For generations, the Western genre has been portrayed in pretty much the same way, with its black hats and white hats, the sense of right and wrong and glory of the hero ending the reign of terror of some evil man. It was predictable, safe and (from the Hollywood point of view) extremely successful. But while there has always been a sort of casual violence to the genre, it never was portrayed as brutal –well, with the exception of Sam Pekinpah films maybe.
These books, films and TV shows never examined the heart of where the violence of these men came from.

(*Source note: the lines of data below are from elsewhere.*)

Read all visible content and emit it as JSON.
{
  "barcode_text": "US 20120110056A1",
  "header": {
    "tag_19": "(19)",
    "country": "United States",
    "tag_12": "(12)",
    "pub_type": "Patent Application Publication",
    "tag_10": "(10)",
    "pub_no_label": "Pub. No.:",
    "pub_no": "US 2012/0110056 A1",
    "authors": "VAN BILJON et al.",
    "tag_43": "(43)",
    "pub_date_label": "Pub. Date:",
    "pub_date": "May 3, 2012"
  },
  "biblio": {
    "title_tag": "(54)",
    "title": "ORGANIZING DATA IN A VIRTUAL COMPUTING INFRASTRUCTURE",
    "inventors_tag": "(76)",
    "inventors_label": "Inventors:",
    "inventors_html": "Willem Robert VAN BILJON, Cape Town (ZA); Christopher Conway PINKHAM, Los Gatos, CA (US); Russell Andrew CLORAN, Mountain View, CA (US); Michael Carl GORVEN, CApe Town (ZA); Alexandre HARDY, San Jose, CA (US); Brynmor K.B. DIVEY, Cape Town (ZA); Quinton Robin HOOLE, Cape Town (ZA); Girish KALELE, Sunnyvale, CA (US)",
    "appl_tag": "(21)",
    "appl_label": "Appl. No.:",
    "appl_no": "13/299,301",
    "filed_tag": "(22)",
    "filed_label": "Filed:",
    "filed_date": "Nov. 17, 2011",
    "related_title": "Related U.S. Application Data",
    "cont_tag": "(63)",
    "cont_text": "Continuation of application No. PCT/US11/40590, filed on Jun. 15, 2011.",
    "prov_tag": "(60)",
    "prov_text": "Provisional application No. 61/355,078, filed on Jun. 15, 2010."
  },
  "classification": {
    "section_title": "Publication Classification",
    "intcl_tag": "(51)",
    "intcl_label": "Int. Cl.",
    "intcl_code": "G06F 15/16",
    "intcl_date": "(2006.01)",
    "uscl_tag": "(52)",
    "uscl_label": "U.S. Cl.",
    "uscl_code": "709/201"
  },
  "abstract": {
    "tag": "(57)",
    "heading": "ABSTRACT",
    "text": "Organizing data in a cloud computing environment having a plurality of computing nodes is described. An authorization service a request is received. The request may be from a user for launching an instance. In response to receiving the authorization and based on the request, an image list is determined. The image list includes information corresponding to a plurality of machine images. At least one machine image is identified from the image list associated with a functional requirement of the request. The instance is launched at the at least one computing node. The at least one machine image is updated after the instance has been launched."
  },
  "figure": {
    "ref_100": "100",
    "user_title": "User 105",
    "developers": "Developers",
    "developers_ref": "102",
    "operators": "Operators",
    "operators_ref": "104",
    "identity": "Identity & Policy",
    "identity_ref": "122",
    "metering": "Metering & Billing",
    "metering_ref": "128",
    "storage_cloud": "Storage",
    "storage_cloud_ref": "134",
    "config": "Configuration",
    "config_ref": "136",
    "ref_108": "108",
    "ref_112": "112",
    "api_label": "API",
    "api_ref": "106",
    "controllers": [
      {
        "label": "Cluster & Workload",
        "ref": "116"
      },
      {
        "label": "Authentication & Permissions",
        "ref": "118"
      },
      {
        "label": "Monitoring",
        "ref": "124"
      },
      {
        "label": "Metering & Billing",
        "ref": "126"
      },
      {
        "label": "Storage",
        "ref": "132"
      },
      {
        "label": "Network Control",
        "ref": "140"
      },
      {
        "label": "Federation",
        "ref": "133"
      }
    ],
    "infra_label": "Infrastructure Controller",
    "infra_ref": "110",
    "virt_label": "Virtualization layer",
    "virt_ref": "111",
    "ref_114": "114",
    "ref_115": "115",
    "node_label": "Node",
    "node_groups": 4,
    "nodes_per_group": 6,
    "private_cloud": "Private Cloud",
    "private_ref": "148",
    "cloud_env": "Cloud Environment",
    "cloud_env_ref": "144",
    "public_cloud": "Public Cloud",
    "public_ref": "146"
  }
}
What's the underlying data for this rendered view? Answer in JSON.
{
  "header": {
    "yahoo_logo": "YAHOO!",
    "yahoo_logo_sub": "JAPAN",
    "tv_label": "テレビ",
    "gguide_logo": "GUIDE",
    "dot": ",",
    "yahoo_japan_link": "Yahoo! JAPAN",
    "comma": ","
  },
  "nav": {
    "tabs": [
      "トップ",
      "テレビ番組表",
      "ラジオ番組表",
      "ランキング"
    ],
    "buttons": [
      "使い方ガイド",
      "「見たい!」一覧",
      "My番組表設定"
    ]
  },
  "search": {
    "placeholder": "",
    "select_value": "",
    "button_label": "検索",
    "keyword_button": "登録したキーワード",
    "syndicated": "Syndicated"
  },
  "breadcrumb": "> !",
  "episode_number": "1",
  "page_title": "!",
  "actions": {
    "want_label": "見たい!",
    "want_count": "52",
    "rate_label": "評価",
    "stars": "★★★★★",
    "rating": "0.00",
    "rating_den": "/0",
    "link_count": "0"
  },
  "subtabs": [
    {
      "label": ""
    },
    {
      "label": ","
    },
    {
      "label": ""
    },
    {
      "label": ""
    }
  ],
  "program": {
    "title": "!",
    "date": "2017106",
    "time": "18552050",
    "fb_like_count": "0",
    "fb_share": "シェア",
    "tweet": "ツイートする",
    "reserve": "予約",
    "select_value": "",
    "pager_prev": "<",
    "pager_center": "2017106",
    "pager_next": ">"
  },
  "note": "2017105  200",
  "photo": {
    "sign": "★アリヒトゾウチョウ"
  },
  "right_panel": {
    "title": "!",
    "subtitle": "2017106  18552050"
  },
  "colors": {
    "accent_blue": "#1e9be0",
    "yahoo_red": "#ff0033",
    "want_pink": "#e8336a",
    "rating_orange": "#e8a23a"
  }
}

Clint Eastwood’s 1992 Oscar winning film Unforgiven attempted to look at the moral ambiguities the genre presented, and tried to paint it in a more realistic life.
In the novel The Brothers Sisters, we meet Eli and Charlie Sisters, infamous assassins who are sent on an errand to kill one Hermann Kermit Warm, an ingenious (and, as it turns out, extremely likable) man, who is accused of stealing from their boss, a fearsome figure named the Commodore.

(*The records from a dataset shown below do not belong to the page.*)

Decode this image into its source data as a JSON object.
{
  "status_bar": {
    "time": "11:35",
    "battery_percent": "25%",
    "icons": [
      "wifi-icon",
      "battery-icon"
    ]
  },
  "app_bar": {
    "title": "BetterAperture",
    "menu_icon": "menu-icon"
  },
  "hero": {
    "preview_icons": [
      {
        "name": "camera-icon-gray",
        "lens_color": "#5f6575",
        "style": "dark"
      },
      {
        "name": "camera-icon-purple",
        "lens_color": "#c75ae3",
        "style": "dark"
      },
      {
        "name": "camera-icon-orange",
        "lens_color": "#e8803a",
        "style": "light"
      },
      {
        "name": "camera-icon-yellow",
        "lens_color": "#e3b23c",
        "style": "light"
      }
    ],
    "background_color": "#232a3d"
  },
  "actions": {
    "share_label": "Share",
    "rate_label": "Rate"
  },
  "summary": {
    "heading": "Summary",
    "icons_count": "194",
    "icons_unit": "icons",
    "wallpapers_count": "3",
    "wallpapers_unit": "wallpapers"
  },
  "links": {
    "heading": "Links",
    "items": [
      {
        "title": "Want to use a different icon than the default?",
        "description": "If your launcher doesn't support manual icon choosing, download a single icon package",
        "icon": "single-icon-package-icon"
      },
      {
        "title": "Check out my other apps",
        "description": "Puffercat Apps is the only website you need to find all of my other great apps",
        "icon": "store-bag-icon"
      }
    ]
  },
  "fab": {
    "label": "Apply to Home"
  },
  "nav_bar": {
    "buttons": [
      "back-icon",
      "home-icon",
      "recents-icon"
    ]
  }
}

Yet, as they set out, we understand that younger brother Eli (and narrator of the book) has grown weary of the killing, and wants to settle down (and seems to be developing a puppy-love to almost any women that crosses his path from Oregon City to San Francisco), while Charlie seems indifferent on the whole subject. Their conversations are, in the end, mundane and often hilarious. Sure there is plenty of Western tropes –saloons, prostitutes, sneak attacks and gun play - but de Witt shows these only to be small aspects of the Sisters lives, because the story is filled with petty squabbles, misunderstandings and a lot of hangovers.

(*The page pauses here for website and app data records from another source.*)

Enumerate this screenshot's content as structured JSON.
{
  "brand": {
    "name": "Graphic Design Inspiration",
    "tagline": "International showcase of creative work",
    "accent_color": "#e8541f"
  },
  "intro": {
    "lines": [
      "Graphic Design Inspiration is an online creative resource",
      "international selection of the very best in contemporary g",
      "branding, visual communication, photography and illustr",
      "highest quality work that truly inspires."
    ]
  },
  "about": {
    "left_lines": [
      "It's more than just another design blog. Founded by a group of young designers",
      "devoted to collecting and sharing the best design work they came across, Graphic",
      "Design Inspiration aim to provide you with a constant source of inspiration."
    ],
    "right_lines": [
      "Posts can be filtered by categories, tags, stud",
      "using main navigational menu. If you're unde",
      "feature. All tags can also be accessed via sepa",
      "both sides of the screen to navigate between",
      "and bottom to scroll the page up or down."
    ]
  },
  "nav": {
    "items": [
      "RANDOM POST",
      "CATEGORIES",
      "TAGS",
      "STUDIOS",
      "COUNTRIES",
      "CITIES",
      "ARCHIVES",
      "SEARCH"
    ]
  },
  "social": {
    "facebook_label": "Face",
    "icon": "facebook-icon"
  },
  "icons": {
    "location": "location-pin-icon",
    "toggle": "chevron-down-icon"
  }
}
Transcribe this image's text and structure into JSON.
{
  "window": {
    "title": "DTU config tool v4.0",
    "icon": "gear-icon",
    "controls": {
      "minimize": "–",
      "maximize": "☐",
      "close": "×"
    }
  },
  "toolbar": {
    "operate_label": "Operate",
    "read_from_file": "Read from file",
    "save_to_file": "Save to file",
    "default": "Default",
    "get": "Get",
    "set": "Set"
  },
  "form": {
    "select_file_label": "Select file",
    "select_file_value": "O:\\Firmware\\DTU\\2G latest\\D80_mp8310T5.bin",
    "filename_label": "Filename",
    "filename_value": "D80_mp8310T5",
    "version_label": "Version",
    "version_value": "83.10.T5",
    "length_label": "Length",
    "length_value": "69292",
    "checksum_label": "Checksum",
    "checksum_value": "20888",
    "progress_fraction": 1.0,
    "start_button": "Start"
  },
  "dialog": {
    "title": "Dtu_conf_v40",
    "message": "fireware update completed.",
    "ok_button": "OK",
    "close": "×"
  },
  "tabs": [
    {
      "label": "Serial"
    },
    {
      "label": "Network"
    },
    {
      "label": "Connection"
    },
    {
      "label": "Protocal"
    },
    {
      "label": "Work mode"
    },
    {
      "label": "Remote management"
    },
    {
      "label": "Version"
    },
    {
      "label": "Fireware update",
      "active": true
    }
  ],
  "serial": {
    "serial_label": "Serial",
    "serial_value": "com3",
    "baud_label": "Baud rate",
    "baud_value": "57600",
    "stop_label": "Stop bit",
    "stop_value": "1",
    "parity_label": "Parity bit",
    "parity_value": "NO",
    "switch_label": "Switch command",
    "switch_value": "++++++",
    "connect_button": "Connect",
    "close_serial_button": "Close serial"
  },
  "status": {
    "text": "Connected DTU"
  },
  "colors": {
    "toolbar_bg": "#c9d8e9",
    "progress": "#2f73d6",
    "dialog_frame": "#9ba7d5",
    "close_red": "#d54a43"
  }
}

Through the eyes and voice of Eli, we see what a reluctant murderer he is, and how truly different (yet the same) he is from his older brother. He sees violence begets violence, but is unsure, or incapable, of changing the course of his life. There is a generous man buried under Eli’s rage, one who is kind to women and animals –his devotion to his injured horse sparks a retort from Charlie, who calls his brother “The Protector of Moronic Beasts.”
The Sisters Brothers is often funny, dark and lyrical, especially when the novel seamlessly moves from causal murder to thoughtful opinions. It’s not so much a commentary on the Western genre that say Unforgiven was, but like that iconic movie, we see that while the Sisters brothers are assassins, are at times unlikable, they’re always more evil men than them stalking the old west.